The Valle di Non and the Valle di Sole, although the second is the natural extension of the first, differ considerably in their history and economy. The Valle di Non has always been the most populated and wealthiest valley in Trentino. Lying on the route between Lombardy and the South Tyrol, its people were quickly granted citizenship by the Romans.
The fortified manor houses of the nobles are quite distinctive – rural residences crowned with towers although lightened by Renaissance touches. In the upper Val di Non, on the other hand, it is more northern tastes that stand out, with the Gothic style being apparent in both the structure and the decorations. On the whole the Val di Non boasts the most elegant and important castles in Trentino but many are privately owned and therefore not open to visitors.
Not to be missed:
Ossana: San Michele Castle; Caldos: Castle; Brosimo: Altaguardia Castle; Cles: Castle; Malgolo: Castello; Coredo: Palazzo Nero; Taio: Braghor Castle; Vigo di Ton: Thun Castle; Spormaggiore: Belfort Castle; Nanno: Castle; Tassullo: Valor Castle
Food and Wine
A simple cuisine, with Austrian, German and Venetian influences. Some dishes have become renowned, for example the tonco del pontesel, orzetto alla trentina, carne salada, strangolapreti or green gnocchi, tortel de patate, oven roasted pork shin. But in particular there are some typical and genuine products, such as the small fruits of the forest, the chestnuts of Roncegno, the Vezzena cheese and the ricotta cheese made in the alpine dairy farms.
The Trentino is truly devoted to the growing of grapes and the making of wines, for both activities have been practiced in the area for about 3,000 years.

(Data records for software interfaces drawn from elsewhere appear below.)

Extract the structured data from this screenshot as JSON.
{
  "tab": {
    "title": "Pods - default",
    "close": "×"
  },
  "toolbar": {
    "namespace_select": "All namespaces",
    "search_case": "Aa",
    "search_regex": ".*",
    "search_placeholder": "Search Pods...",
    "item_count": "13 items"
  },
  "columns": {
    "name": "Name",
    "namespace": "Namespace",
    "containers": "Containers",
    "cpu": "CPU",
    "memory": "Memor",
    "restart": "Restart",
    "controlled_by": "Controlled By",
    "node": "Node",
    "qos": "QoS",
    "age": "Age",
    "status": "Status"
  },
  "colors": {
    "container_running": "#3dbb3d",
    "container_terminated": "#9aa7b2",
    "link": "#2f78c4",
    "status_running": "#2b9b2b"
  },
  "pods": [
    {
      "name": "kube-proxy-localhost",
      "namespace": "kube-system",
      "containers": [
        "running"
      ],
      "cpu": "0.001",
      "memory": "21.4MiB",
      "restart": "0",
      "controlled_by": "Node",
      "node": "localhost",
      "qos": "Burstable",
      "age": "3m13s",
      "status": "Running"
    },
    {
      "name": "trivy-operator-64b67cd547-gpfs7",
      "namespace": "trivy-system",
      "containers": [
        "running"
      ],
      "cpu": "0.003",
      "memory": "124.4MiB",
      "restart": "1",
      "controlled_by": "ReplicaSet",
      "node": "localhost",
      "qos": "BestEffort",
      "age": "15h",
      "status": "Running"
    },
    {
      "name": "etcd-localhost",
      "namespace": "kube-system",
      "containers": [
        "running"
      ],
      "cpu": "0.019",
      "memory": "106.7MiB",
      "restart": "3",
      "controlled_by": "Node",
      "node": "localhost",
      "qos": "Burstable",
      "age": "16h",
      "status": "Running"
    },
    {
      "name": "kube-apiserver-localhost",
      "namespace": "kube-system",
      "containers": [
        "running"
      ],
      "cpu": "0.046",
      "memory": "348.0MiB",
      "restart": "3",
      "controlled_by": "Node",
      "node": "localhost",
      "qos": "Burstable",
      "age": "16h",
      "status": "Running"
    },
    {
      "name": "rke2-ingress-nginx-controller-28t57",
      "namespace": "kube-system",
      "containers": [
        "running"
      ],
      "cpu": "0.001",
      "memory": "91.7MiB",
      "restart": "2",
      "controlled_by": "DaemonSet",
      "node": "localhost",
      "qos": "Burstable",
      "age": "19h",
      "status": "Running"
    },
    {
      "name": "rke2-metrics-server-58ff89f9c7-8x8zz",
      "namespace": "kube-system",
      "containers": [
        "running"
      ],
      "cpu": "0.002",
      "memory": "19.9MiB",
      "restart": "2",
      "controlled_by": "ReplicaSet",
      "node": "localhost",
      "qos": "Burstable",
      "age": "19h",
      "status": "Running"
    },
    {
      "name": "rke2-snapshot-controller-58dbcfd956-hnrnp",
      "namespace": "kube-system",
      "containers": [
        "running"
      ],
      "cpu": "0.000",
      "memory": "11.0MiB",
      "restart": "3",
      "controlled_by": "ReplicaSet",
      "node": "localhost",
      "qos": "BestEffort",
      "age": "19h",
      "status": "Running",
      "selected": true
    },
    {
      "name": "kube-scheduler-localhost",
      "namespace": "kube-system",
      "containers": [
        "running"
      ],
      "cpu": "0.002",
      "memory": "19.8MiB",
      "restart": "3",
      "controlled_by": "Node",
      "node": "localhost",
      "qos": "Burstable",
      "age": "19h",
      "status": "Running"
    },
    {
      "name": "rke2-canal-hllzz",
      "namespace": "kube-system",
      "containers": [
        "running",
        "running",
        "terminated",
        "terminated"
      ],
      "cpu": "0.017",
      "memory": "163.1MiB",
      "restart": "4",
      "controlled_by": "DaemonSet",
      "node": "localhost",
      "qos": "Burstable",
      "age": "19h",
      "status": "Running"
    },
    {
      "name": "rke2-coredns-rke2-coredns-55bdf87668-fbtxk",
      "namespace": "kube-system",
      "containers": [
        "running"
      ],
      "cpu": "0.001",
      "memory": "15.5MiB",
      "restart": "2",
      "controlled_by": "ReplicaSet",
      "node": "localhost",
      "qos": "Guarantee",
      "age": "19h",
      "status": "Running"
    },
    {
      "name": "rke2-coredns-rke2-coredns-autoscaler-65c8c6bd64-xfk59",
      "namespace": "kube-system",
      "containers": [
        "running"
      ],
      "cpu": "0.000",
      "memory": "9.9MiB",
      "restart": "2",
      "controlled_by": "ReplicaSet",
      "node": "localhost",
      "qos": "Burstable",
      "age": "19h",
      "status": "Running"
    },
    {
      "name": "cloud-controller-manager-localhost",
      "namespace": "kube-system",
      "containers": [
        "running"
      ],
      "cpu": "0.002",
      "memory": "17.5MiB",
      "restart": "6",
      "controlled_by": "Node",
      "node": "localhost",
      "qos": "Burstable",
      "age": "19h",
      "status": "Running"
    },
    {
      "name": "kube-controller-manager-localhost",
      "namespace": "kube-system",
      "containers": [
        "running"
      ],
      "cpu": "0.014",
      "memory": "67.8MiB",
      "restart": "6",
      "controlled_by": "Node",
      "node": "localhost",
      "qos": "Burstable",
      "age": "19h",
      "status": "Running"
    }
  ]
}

The varieties of Trentino wines are classical sparkling wines, dry and fruity white wines, rosès, aged, bodied and medium bodied reds and finally desert wines and grappas.
Courtesy and © of ENIT USA